DATASET ENTRIES
<<<<
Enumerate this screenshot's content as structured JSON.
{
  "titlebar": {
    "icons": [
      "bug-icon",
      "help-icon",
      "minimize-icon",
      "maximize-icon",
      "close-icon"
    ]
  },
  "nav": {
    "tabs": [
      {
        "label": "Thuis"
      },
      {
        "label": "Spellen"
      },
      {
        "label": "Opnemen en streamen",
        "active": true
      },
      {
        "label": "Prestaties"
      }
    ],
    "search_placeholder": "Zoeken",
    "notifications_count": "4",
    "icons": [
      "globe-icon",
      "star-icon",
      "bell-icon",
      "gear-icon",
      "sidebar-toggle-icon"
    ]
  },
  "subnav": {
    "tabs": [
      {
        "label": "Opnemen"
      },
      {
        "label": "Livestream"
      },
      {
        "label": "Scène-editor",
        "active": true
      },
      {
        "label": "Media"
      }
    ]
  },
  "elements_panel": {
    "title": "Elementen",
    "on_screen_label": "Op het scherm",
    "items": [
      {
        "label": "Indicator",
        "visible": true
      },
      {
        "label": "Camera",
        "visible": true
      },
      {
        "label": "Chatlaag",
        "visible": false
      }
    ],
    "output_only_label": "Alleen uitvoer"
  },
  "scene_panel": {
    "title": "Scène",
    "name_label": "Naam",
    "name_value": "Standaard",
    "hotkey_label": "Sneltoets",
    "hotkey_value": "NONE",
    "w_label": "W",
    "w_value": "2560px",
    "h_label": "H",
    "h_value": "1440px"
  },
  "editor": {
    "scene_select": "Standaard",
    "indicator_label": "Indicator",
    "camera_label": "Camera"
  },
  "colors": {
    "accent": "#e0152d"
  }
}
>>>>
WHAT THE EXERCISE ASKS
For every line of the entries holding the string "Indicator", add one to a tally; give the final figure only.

RESULT OF THIS EXERCISE
2